But, as Ms. Twersky notes, there is at least increasing anecdotal evidence that the dynamic may be changing. Perhaps boards are recognizing what Mr. Walker says was a revelation even to an insider like him: just how tough it is to do the job well.
Mr. Walker himself was promoted internally, as was LaJune Montgomery Tabron at the W.K. Kellogg Foundation.
Recently, Pittsburgh saw a sort of musical chairs in which Pittsburgh Foundation CEO Grant Oliphant left to assume the presidency of the Heinz Endowments, where he had worked previously as a senior executive. Mr.
Oliphant’s successor at the Pittsburgh Foundation? Maxwell King, who served as CEO of Heinz Endowments from 1999 to 2007.
My hope is that foundation boards will continue what appears to be a trend of placing greater value on philanthropic and nonprofit experience but that they’ll look not just for foundation experience but also for experience on the other side of the table—as a grantee. Knowing what it’s like to worry about the responsibility of meeting payroll and mission—and the anxious feeling of seeking support from a foundation program officer who may not understand the stress of being a nonprofit executive director—may be the best preparation of all.
Mr. Walker, for example, possesses both types of experience and speaks often of the importance of remembering what it felt like to be a grantee.
All of this matters because the quality of foundation leadership matters.
Foundations play a crucial role in helping to address the issues other actors can’t or won’t. Although they cannot achieve much acting alone, the concentration of resources within the walls of large foundations gives them enormous influence over the future of both fledgling and established nonprofits and over the likelihood of making progress against important goals.
We need strong foundations with good leaders. And we need more of the kind of candid conversation about the role contained in Mr. Walker’s letter and Ms. Twersky’s thoughtful report.

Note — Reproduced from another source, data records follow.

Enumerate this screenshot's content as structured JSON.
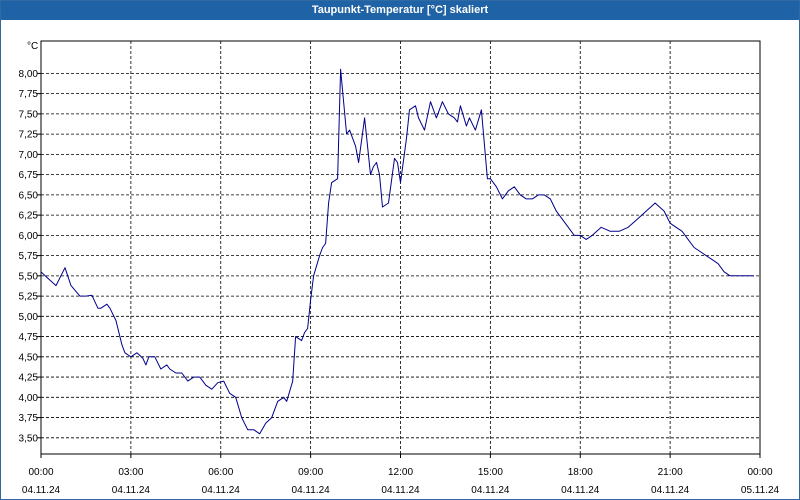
{
  "window": {
    "title": "Taupunkt-Temperatur [°C] skaliert"
  },
  "chart_data": {
    "type": "line",
    "title": "Taupunkt-Temperatur [°C] skaliert",
    "ylabel": "°C",
    "xlabel": "",
    "ylim": [
      3.3,
      8.4
    ],
    "xlim_hours": [
      0,
      24
    ],
    "grid": true,
    "y_ticks": [
      "3,50",
      "3,75",
      "4,00",
      "4,25",
      "4,50",
      "4,75",
      "5,00",
      "5,25",
      "5,50",
      "5,75",
      "6,00",
      "6,25",
      "6,50",
      "6,75",
      "7,00",
      "7,25",
      "7,50",
      "7,75",
      "8,00"
    ],
    "x_ticks": [
      {
        "time": "00:00",
        "date": "04.11.24"
      },
      {
        "time": "03:00",
        "date": "04.11.24"
      },
      {
        "time": "06:00",
        "date": "04.11.24"
      },
      {
        "time": "09:00",
        "date": "04.11.24"
      },
      {
        "time": "12:00",
        "date": "04.11.24"
      },
      {
        "time": "15:00",
        "date": "04.11.24"
      },
      {
        "time": "18:00",
        "date": "04.11.24"
      },
      {
        "time": "21:00",
        "date": "04.11.24"
      },
      {
        "time": "00:00",
        "date": "05.11.24"
      }
    ],
    "series": [
      {
        "color": "#00008b",
        "x": [
          0.0,
          0.2,
          0.5,
          0.8,
          1.0,
          1.3,
          1.5,
          1.7,
          1.9,
          2.0,
          2.2,
          2.3,
          2.5,
          2.7,
          2.8,
          3.0,
          3.2,
          3.4,
          3.5,
          3.6,
          3.8,
          4.0,
          4.2,
          4.3,
          4.5,
          4.7,
          4.9,
          5.1,
          5.3,
          5.5,
          5.7,
          5.9,
          6.1,
          6.3,
          6.5,
          6.7,
          6.9,
          7.1,
          7.3,
          7.5,
          7.7,
          7.9,
          8.1,
          8.2,
          8.4,
          8.5,
          8.7,
          8.8,
          8.9,
          9.0,
          9.1,
          9.3,
          9.4,
          9.5,
          9.6,
          9.7,
          9.9,
          10.0,
          10.2,
          10.3,
          10.5,
          10.6,
          10.8,
          11.0,
          11.1,
          11.2,
          11.3,
          11.4,
          11.6,
          11.8,
          11.9,
          12.0,
          12.2,
          12.3,
          12.5,
          12.6,
          12.8,
          13.0,
          13.2,
          13.4,
          13.6,
          13.8,
          13.9,
          14.0,
          14.2,
          14.3,
          14.5,
          14.7,
          14.9,
          15.0,
          15.2,
          15.4,
          15.6,
          15.8,
          16.0,
          16.2,
          16.4,
          16.6,
          16.8,
          17.0,
          17.2,
          17.4,
          17.6,
          17.8,
          18.0,
          18.2,
          18.4,
          18.7,
          19.0,
          19.3,
          19.6,
          19.9,
          20.2,
          20.5,
          20.8,
          21.0,
          21.2,
          21.4,
          21.6,
          21.8,
          22.0,
          22.2,
          22.4,
          22.6,
          22.8,
          23.0,
          23.2,
          23.4,
          23.6,
          23.8
        ],
        "y": [
          5.55,
          5.48,
          5.38,
          5.6,
          5.38,
          5.25,
          5.25,
          5.26,
          5.1,
          5.1,
          5.15,
          5.1,
          4.95,
          4.65,
          4.55,
          4.5,
          4.55,
          4.48,
          4.4,
          4.5,
          4.5,
          4.35,
          4.4,
          4.35,
          4.3,
          4.3,
          4.2,
          4.25,
          4.25,
          4.15,
          4.1,
          4.18,
          4.2,
          4.05,
          4.0,
          3.75,
          3.6,
          3.6,
          3.55,
          3.68,
          3.75,
          3.95,
          4.0,
          3.95,
          4.2,
          4.75,
          4.7,
          4.8,
          4.85,
          5.2,
          5.5,
          5.75,
          5.85,
          5.9,
          6.4,
          6.65,
          6.7,
          8.05,
          7.25,
          7.3,
          7.1,
          6.9,
          7.45,
          6.75,
          6.85,
          6.9,
          6.75,
          6.35,
          6.4,
          6.95,
          6.9,
          6.65,
          7.2,
          7.55,
          7.6,
          7.45,
          7.3,
          7.65,
          7.45,
          7.65,
          7.5,
          7.45,
          7.4,
          7.6,
          7.35,
          7.45,
          7.3,
          7.55,
          6.7,
          6.7,
          6.6,
          6.45,
          6.55,
          6.6,
          6.5,
          6.45,
          6.45,
          6.5,
          6.5,
          6.45,
          6.3,
          6.2,
          6.1,
          6.0,
          6.0,
          5.95,
          6.0,
          6.1,
          6.05,
          6.05,
          6.1,
          6.2,
          6.3,
          6.4,
          6.3,
          6.15,
          6.1,
          6.05,
          5.95,
          5.85,
          5.8,
          5.75,
          5.7,
          5.65,
          5.55,
          5.5,
          5.5,
          5.5,
          5.5,
          5.5
        ]
      }
    ]
  }
}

In his letter, Mr. Walker says he has "a favor to ask, and it is a big one" of readers. His request is for the candid feedback and criticism he worries he’s not getting.
Let’s help him—and his foundation CEO colleagues out—by voicing our constructive criticisms. This kind of candor is healthy for foundations, nonprofits, and the issues and communities they both seek to transform.